TASK STATEMENT:
Read the records below and report each line in which "ownersProfit" occurs.

EXTRACTED MATERIAL:
====

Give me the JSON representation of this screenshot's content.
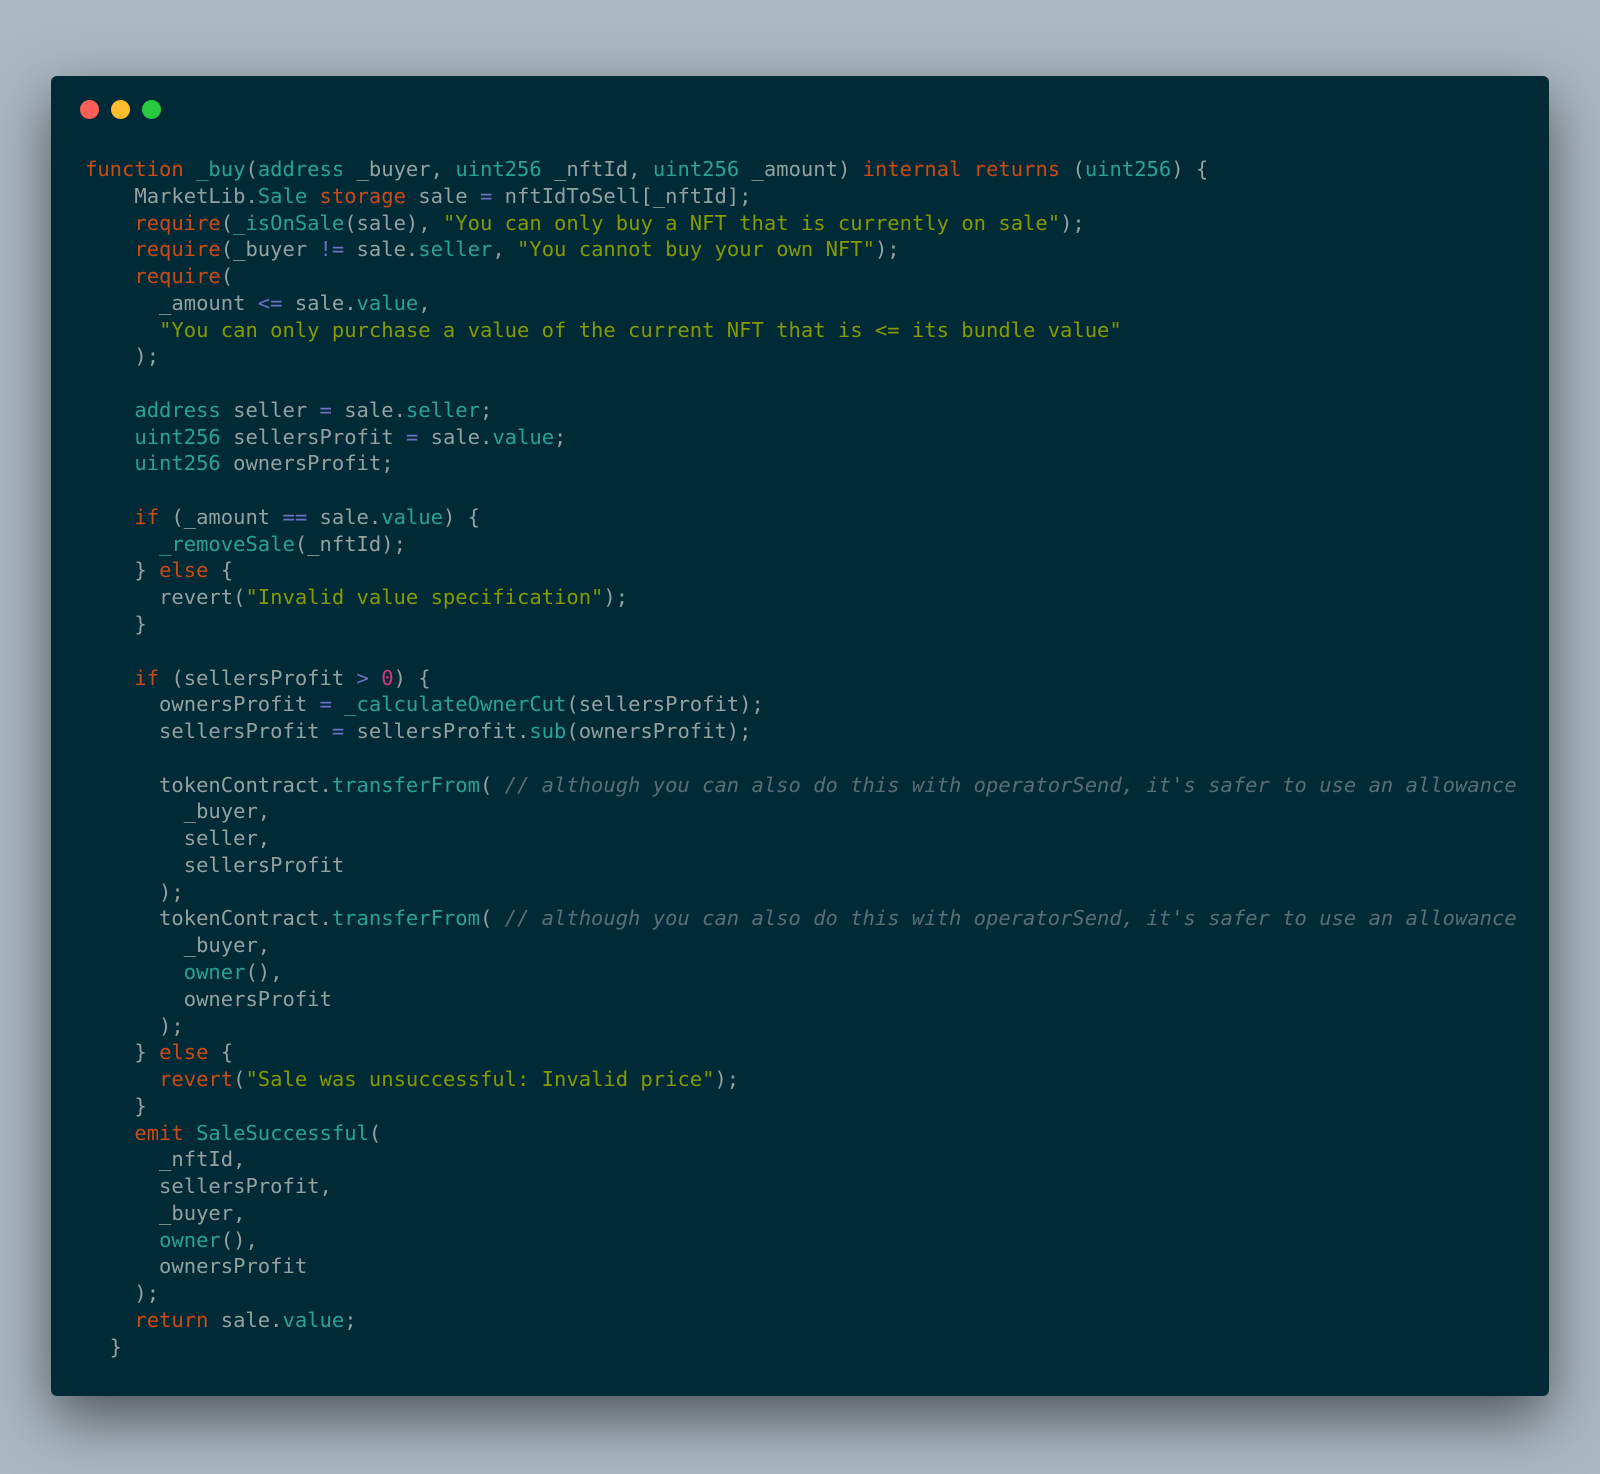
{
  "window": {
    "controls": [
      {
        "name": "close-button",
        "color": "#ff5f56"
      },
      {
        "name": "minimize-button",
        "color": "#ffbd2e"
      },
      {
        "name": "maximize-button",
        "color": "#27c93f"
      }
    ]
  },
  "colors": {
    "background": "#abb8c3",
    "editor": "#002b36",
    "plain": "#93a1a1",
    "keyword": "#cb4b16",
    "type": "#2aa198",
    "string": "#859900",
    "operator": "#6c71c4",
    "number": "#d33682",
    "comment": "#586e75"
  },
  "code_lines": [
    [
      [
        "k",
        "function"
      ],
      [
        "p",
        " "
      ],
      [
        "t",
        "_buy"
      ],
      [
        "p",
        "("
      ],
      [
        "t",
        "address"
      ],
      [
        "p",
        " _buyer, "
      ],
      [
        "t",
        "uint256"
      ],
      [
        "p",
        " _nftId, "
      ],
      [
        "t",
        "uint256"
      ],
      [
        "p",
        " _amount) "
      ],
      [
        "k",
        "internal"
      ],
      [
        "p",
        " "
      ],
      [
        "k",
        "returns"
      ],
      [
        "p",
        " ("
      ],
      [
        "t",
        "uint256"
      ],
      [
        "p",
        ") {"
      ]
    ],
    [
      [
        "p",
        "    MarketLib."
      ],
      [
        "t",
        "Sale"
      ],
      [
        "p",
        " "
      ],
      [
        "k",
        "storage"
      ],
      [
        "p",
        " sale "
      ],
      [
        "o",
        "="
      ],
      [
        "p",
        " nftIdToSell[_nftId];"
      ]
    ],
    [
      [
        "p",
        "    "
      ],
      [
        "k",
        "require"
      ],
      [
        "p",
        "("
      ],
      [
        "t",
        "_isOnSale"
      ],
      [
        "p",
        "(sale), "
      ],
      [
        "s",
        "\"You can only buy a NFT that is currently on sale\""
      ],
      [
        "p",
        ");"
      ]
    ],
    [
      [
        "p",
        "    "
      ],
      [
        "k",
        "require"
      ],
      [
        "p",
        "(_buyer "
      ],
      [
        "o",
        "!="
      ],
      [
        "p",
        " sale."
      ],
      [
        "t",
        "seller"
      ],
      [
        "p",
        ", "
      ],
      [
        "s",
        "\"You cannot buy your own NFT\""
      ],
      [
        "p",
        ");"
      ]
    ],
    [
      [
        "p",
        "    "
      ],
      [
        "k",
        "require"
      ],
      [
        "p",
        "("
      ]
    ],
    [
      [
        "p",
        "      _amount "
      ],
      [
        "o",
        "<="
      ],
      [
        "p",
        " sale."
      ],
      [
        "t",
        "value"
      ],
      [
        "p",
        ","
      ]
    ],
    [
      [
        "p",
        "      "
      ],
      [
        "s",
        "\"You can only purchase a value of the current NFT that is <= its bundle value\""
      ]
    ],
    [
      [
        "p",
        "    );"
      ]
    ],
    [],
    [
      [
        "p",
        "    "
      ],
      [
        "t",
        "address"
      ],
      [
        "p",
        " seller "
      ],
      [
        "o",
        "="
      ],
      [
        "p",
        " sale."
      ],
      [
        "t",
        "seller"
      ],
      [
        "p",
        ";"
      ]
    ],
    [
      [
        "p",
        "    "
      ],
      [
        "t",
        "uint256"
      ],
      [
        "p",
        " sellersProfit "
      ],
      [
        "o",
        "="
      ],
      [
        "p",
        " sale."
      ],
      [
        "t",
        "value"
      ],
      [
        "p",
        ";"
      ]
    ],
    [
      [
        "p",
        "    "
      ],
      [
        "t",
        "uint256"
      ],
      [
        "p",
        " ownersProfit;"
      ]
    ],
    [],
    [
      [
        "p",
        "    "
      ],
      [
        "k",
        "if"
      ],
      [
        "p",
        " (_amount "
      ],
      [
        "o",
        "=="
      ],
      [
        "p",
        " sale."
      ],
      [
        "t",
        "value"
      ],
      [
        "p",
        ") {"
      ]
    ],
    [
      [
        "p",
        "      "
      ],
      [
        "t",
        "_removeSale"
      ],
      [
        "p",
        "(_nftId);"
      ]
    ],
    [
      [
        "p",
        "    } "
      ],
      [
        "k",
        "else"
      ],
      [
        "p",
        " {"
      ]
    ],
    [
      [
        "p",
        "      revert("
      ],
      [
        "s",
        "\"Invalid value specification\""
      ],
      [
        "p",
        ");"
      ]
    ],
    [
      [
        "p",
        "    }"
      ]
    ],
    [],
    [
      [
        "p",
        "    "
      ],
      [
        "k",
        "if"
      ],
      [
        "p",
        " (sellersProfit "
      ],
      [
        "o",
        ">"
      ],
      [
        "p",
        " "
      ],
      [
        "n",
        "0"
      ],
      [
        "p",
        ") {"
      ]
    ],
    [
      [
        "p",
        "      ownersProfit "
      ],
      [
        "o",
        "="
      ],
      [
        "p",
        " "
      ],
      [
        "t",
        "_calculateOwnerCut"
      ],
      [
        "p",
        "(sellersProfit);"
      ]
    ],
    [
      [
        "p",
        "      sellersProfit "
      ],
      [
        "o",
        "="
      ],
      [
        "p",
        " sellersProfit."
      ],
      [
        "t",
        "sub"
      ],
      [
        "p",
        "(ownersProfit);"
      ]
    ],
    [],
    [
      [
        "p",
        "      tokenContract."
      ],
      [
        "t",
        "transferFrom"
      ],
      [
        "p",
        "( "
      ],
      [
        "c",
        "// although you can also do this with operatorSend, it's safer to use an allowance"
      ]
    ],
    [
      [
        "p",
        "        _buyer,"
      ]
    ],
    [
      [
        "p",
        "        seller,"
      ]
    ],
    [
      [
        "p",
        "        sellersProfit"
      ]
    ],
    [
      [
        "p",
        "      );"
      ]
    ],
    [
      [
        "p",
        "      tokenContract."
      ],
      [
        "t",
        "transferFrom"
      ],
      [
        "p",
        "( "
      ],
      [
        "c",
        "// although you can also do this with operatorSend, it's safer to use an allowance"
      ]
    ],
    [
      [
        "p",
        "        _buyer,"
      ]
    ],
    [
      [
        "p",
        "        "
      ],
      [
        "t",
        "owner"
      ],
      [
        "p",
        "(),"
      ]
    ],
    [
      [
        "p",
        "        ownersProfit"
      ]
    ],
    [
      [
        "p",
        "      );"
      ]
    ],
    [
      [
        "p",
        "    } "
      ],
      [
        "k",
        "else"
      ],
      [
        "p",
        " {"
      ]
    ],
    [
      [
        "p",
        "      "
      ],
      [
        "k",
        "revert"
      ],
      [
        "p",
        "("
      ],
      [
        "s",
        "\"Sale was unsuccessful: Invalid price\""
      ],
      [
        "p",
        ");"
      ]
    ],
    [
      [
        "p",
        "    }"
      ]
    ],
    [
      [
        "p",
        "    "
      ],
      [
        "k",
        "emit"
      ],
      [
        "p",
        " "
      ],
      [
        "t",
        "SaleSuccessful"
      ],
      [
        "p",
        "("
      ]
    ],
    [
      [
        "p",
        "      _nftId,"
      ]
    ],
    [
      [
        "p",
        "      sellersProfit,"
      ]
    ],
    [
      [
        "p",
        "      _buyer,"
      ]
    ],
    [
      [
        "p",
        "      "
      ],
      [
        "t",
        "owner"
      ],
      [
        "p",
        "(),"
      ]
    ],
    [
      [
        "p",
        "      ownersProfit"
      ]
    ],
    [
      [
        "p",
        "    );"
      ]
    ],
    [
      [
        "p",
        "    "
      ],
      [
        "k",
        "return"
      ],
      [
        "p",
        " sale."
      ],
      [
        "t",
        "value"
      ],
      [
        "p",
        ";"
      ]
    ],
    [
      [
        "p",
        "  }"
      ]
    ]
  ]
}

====

EXERCISE RESULT:
        " ownersProfit;"
        "      ownersProfit "
        "(ownersProfit);"
        "        ownersProfit"
        "      ownersProfit"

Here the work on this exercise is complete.